Segment Start: Records provided

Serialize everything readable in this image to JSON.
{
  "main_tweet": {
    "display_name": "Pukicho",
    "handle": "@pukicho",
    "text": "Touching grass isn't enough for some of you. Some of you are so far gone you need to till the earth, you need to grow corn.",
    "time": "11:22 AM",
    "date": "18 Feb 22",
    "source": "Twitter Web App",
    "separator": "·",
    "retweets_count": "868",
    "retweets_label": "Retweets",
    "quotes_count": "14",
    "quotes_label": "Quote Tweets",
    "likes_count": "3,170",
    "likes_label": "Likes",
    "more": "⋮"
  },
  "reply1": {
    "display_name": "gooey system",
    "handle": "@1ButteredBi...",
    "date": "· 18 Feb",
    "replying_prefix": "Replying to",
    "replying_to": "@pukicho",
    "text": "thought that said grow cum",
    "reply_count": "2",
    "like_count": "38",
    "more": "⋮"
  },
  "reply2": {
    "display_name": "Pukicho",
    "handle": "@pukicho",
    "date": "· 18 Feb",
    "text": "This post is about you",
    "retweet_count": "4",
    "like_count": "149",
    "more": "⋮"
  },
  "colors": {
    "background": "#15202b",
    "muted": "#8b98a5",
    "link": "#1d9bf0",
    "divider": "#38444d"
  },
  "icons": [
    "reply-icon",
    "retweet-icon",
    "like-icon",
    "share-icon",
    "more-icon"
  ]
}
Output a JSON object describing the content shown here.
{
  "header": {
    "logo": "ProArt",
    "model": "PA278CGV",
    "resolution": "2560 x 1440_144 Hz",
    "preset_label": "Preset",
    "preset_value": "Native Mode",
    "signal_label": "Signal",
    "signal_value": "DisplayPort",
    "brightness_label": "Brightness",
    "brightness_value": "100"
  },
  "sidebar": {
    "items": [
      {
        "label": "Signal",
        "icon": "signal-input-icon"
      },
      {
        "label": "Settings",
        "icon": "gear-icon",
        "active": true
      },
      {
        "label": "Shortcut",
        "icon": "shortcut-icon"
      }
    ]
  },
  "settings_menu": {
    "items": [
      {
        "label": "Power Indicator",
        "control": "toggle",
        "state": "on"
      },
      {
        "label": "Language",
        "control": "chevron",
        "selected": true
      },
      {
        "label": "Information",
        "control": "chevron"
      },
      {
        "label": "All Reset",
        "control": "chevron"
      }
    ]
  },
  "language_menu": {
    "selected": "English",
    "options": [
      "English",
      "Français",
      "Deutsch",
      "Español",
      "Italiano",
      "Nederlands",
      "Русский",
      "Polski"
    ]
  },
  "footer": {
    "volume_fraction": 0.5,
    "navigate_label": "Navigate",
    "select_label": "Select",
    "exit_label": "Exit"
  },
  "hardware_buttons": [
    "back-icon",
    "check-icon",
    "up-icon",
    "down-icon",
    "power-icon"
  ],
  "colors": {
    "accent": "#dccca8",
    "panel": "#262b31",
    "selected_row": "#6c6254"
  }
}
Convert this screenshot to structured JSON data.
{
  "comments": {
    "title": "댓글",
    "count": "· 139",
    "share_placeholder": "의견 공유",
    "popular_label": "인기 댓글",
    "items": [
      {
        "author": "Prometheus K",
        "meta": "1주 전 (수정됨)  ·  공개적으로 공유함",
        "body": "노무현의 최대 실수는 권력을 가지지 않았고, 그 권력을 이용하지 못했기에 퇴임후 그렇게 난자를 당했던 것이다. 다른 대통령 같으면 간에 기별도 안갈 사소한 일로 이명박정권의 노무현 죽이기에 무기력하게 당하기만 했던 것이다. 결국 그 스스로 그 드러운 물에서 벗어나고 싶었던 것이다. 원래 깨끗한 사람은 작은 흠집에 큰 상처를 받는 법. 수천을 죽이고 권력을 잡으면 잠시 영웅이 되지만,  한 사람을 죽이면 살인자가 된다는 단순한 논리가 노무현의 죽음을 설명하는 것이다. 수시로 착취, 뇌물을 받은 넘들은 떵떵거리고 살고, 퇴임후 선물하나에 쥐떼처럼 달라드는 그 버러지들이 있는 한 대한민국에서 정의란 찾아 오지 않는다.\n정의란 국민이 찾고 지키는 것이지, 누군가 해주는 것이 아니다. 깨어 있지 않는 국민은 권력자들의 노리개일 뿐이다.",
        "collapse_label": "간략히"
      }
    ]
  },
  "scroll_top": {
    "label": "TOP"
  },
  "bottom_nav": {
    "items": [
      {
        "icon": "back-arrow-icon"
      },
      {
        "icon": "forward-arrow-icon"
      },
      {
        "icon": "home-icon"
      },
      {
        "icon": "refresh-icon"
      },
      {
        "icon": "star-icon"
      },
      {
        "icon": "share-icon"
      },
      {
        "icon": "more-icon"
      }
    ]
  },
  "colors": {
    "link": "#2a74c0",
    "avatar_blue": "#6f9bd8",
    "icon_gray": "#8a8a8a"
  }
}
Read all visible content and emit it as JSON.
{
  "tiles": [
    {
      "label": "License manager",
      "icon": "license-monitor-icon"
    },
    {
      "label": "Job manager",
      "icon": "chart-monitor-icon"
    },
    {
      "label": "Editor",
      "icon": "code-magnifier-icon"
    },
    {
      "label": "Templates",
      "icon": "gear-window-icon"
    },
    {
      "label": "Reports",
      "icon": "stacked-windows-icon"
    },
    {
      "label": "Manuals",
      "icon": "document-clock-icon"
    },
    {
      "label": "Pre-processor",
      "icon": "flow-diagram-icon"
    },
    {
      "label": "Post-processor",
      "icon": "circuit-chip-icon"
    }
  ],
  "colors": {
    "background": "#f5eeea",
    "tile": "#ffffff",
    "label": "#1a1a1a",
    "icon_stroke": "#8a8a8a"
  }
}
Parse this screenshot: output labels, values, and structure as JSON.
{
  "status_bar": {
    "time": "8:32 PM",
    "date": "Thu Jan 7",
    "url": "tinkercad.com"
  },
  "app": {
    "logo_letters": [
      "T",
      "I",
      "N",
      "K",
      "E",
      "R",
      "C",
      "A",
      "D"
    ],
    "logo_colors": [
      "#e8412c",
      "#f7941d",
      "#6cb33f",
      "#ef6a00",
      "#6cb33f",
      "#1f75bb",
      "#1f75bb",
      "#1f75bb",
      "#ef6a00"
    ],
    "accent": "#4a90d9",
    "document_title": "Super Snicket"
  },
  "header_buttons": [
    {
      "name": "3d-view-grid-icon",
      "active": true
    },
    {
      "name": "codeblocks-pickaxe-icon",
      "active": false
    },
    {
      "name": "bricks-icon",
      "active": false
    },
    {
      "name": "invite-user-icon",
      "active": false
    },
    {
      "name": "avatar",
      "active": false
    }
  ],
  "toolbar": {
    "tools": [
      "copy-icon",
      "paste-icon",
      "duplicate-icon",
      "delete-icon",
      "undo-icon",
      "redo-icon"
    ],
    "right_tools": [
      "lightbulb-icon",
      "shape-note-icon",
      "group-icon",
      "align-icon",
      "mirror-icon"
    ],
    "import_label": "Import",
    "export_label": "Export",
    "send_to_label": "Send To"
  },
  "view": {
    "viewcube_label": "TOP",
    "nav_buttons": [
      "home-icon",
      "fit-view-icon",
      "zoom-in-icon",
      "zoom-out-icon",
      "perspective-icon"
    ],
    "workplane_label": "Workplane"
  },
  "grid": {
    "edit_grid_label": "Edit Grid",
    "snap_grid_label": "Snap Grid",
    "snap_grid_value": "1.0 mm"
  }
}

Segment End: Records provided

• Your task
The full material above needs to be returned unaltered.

• Output of the task
Serialize everything readable in this image to JSON.
{
  "main_tweet": {
    "display_name": "Pukicho",
    "handle": "@pukicho",
    "text": "Touching grass isn't enough for some of you. Some of you are so far gone you need to till the earth, you need to grow corn.",
    "time": "11:22 AM",
    "date": "18 Feb 22",
    "source": "Twitter Web App",
    "separator": "·",
    "retweets_count": "868",
    "retweets_label": "Retweets",
    "quotes_count": "14",
    "quotes_label": "Quote Tweets",
    "likes_count": "3,170",
    "likes_label": "Likes",
    "more": "⋮"
  },
  "reply1": {
    "display_name": "gooey system",
    "handle": "@1ButteredBi...",
    "date": "· 18 Feb",
    "replying_prefix": "Replying to",
    "replying_to": "@pukicho",
    "text": "thought that said grow cum",
    "reply_count": "2",
    "like_count": "38",
    "more": "⋮"
  },
  "reply2": {
    "display_name": "Pukicho",
    "handle": "@pukicho",
    "date": "· 18 Feb",
    "text": "This post is about you",
    "retweet_count": "4",
    "like_count": "149",
    "more": "⋮"
  },
  "colors": {
    "background": "#15202b",
    "muted": "#8b98a5",
    "link": "#1d9bf0",
    "divider": "#38444d"
  },
  "icons": [
    "reply-icon",
    "retweet-icon",
    "like-icon",
    "share-icon",
    "more-icon"
  ]
}
Output a JSON object describing the content shown here.
{
  "header": {
    "logo": "ProArt",
    "model": "PA278CGV",
    "resolution": "2560 x 1440_144 Hz",
    "preset_label": "Preset",
    "preset_value": "Native Mode",
    "signal_label": "Signal",
    "signal_value": "DisplayPort",
    "brightness_label": "Brightness",
    "brightness_value": "100"
  },
  "sidebar": {
    "items": [
      {
        "label": "Signal",
        "icon": "signal-input-icon"
      },
      {
        "label": "Settings",
        "icon": "gear-icon",
        "active": true
      },
      {
        "label": "Shortcut",
        "icon": "shortcut-icon"
      }
    ]
  },
  "settings_menu": {
    "items": [
      {
        "label": "Power Indicator",
        "control": "toggle",
        "state": "on"
      },
      {
        "label": "Language",
        "control": "chevron",
        "selected": true
      },
      {
        "label": "Information",
        "control": "chevron"
      },
      {
        "label": "All Reset",
        "control": "chevron"
      }
    ]
  },
  "language_menu": {
    "selected": "English",
    "options": [
      "English",
      "Français",
      "Deutsch",
      "Español",
      "Italiano",
      "Nederlands",
      "Русский",
      "Polski"
    ]
  },
  "footer": {
    "volume_fraction": 0.5,
    "navigate_label": "Navigate",
    "select_label": "Select",
    "exit_label": "Exit"
  },
  "hardware_buttons": [
    "back-icon",
    "check-icon",
    "up-icon",
    "down-icon",
    "power-icon"
  ],
  "colors": {
    "accent": "#dccca8",
    "panel": "#262b31",
    "selected_row": "#6c6254"
  }
}
Convert this screenshot to structured JSON data.
{
  "comments": {
    "title": "댓글",
    "count": "· 139",
    "share_placeholder": "의견 공유",
    "popular_label": "인기 댓글",
    "items": [
      {
        "author": "Prometheus K",
        "meta": "1주 전 (수정됨)  ·  공개적으로 공유함",
        "body": "노무현의 최대 실수는 권력을 가지지 않았고, 그 권력을 이용하지 못했기에 퇴임후 그렇게 난자를 당했던 것이다. 다른 대통령 같으면 간에 기별도 안갈 사소한 일로 이명박정권의 노무현 죽이기에 무기력하게 당하기만 했던 것이다. 결국 그 스스로 그 드러운 물에서 벗어나고 싶었던 것이다. 원래 깨끗한 사람은 작은 흠집에 큰 상처를 받는 법. 수천을 죽이고 권력을 잡으면 잠시 영웅이 되지만,  한 사람을 죽이면 살인자가 된다는 단순한 논리가 노무현의 죽음을 설명하는 것이다. 수시로 착취, 뇌물을 받은 넘들은 떵떵거리고 살고, 퇴임후 선물하나에 쥐떼처럼 달라드는 그 버러지들이 있는 한 대한민국에서 정의란 찾아 오지 않는다.\n정의란 국민이 찾고 지키는 것이지, 누군가 해주는 것이 아니다. 깨어 있지 않는 국민은 권력자들의 노리개일 뿐이다.",
        "collapse_label": "간략히"
      }
    ]
  },
  "scroll_top": {
    "label": "TOP"
  },
  "bottom_nav": {
    "items": [
      {
        "icon": "back-arrow-icon"
      },
      {
        "icon": "forward-arrow-icon"
      },
      {
        "icon": "home-icon"
      },
      {
        "icon": "refresh-icon"
      },
      {
        "icon": "star-icon"
      },
      {
        "icon": "share-icon"
      },
      {
        "icon": "more-icon"
      }
    ]
  },
  "colors": {
    "link": "#2a74c0",
    "avatar_blue": "#6f9bd8",
    "icon_gray": "#8a8a8a"
  }
}
Read all visible content and emit it as JSON.
{
  "tiles": [
    {
      "label": "License manager",
      "icon": "license-monitor-icon"
    },
    {
      "label": "Job manager",
      "icon": "chart-monitor-icon"
    },
    {
      "label": "Editor",
      "icon": "code-magnifier-icon"
    },
    {
      "label": "Templates",
      "icon": "gear-window-icon"
    },
    {
      "label": "Reports",
      "icon": "stacked-windows-icon"
    },
    {
      "label": "Manuals",
      "icon": "document-clock-icon"
    },
    {
      "label": "Pre-processor",
      "icon": "flow-diagram-icon"
    },
    {
      "label": "Post-processor",
      "icon": "circuit-chip-icon"
    }
  ],
  "colors": {
    "background": "#f5eeea",
    "tile": "#ffffff",
    "label": "#1a1a1a",
    "icon_stroke": "#8a8a8a"
  }
}
Parse this screenshot: output labels, values, and structure as JSON.
{
  "status_bar": {
    "time": "8:32 PM",
    "date": "Thu Jan 7",
    "url": "tinkercad.com"
  },
  "app": {
    "logo_letters": [
      "T",
      "I",
      "N",
      "K",
      "E",
      "R",
      "C",
      "A",
      "D"
    ],
    "logo_colors": [
      "#e8412c",
      "#f7941d",
      "#6cb33f",
      "#ef6a00",
      "#6cb33f",
      "#1f75bb",
      "#1f75bb",
      "#1f75bb",
      "#ef6a00"
    ],
    "accent": "#4a90d9",
    "document_title": "Super Snicket"
  },
  "header_buttons": [
    {
      "name": "3d-view-grid-icon",
      "active": true
    },
    {
      "name": "codeblocks-pickaxe-icon",
      "active": false
    },
    {
      "name": "bricks-icon",
      "active": false
    },
    {
      "name": "invite-user-icon",
      "active": false
    },
    {
      "name": "avatar",
      "active": false
    }
  ],
  "toolbar": {
    "tools": [
      "copy-icon",
      "paste-icon",
      "duplicate-icon",
      "delete-icon",
      "undo-icon",
      "redo-icon"
    ],
    "right_tools": [
      "lightbulb-icon",
      "shape-note-icon",
      "group-icon",
      "align-icon",
      "mirror-icon"
    ],
    "import_label": "Import",
    "export_label": "Export",
    "send_to_label": "Send To"
  },
  "view": {
    "viewcube_label": "TOP",
    "nav_buttons": [
      "home-icon",
      "fit-view-icon",
      "zoom-in-icon",
      "zoom-out-icon",
      "perspective-icon"
    ],
    "workplane_label": "Workplane"
  },
  "grid": {
    "edit_grid_label": "Edit Grid",
    "snap_grid_label": "Snap Grid",
    "snap_grid_value": "1.0 mm"
  }
}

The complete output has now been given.